This week I’ve been reading the second half of Sergio Sismondo’s An Introduction to Science and Technology Studies and I have been finding myself interested in the question of the universality of scientific knowledge and data. A single sentence that I think captures the scope of the problem I’m finding interesting: “scientific and engineering research is textured at the local level, that it is shaped by professional cultures and interplays of interests, and that its claims and products result from thoroughly social processes” (168). That is to say, the output of a scientific experiment is not some sort of universal truth – rather, data are the record of a manipulation of nature at a given time in a given place by a given person, highly contextualized and far from universally applicable.
I was in my kitchen the other day, baking a mushroom pot pie, after reading Chapter 10, specifically the section on “Tinkering, Skills, and Tacit Knowledge.” That section describes the difficulties researchers were having in recreating a certain type of laser, even when they had written documentation from the original creators, even when they had sufficient technical expertise to do so, even when they had all the proper tools – in fact, even when they themselves had already built one, they found it difficult to build a second laser. As I was pulling my pie out of the oven, I was thinking about the tacit knowledge involved in baking – how I know what exactly is meant when the instructions say I should bake till the crust is “golden brown,” how I make the decision to use fresh thyme instead of the chipotle peppers the recipe called for because I don’t like too much heat, how I know that my oven tends to run a little cold so I should set the temperature 10 degrees higher than called for by the recipe. Just having a recipe isn’t enough to get a really tasty mushroom pot pie out of the oven, just as having a research article or other scientific documentation isn’t enough to get success out of an experiment.
These problems raise some obvious issues around reproducibility, which is a huge focus of concern in science at the moment. Obviously scientific instruments are hopefully a little more standardized than my old apartment oven that runs cold, but you’d be surprised how much variation exists in scientific research. Reproducibility is especially a problem when the researcher is herself the instrument, such as in the case of certain types of qualitative research. Focus group or interview research is usually conducted using a script, so theoretically anyone could pick up the script and use it to do an interview, but a highly experienced researcher knows how to go off-script in appropriate ways to get the needed information, asking probing questions or guiding a participant back from a tangent.
More relevant to my own research, thinking about data not as representations of some sort of universal truth, but as the results of an experiment conducted within a potentially complex local and social context, can shared data be meaningfully reused?
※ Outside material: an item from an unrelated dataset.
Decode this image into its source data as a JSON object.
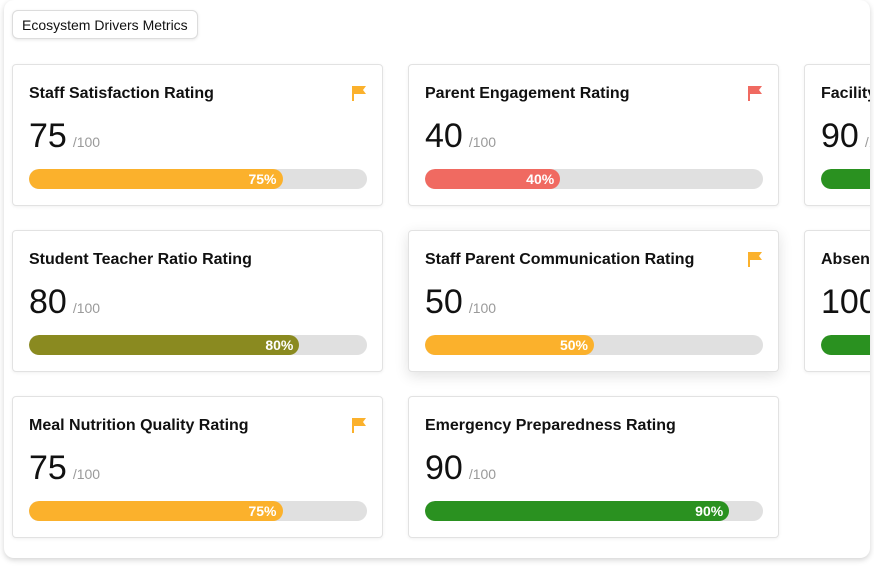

How do we filter out the noise and get to some sort of ground truth when it comes to data, or can we at all? Part of the question that I really want to address in my dissertation is what barriers exist to reusing shared data, and I think this is a huge one. Some of the problem can be addressed by standards, or “formal objectivity” (140). However, as Sismondo notes, standards are themselves localized and tied to social processes. Between different scientific fields, the same data point may be measured using vastly different techniques, and within a lab, the equipment you purchase often has a huge impact on how your data are collected and stored. Maybe we can standardize to an extent within certain communities of practice, but can we really hope to get everyone in the world on one page when it comes to standards?
If we can’t standardize, then maybe we can at least document. If I measured in inches but your analysis needs length input in centimeters, that’s okay, as long as you know I measured in inches and you convert the data before doing your analysis. That seems fairly obvious, but how do I necessarily know what I need to document to fully contextualize the data for someone else to use it? Is it important that I took the measurement on a Tuesday at 4 pm, that the temperature outside was 80 degrees with 70% humidity, that I used a ruler rather than a tape measure, that the ruler was made of plastic rather than wood? I could go on and on. How much documentation is enough, and who decides?
The concepts of reproducibility, standardization, and documentation are nothing new, but the idea of data being inextricably caught up in local and social contexts does get me thinking about the feasibility of reusing shared data. I don’t think data sharing is going to stop – there are enough funders and journals on board with requiring data sharing that I think researchers should expect that data sharing will be part of their scientific work going forward. The question then is what is the utility of this shared data. Is it just useful for transparency of the published articles, to document and prove the claims made in those publications? Or can we figure out ways to surmount data’s limited context and make it more broadly usable in other settings? Are there certain fields that are more likely to achieve that formal objectivity than others, and therefore certain fields were data reuse may be more appropriate or at least easier than others? I think this requires further thought. Good thing I have a few years to spend thinking about it!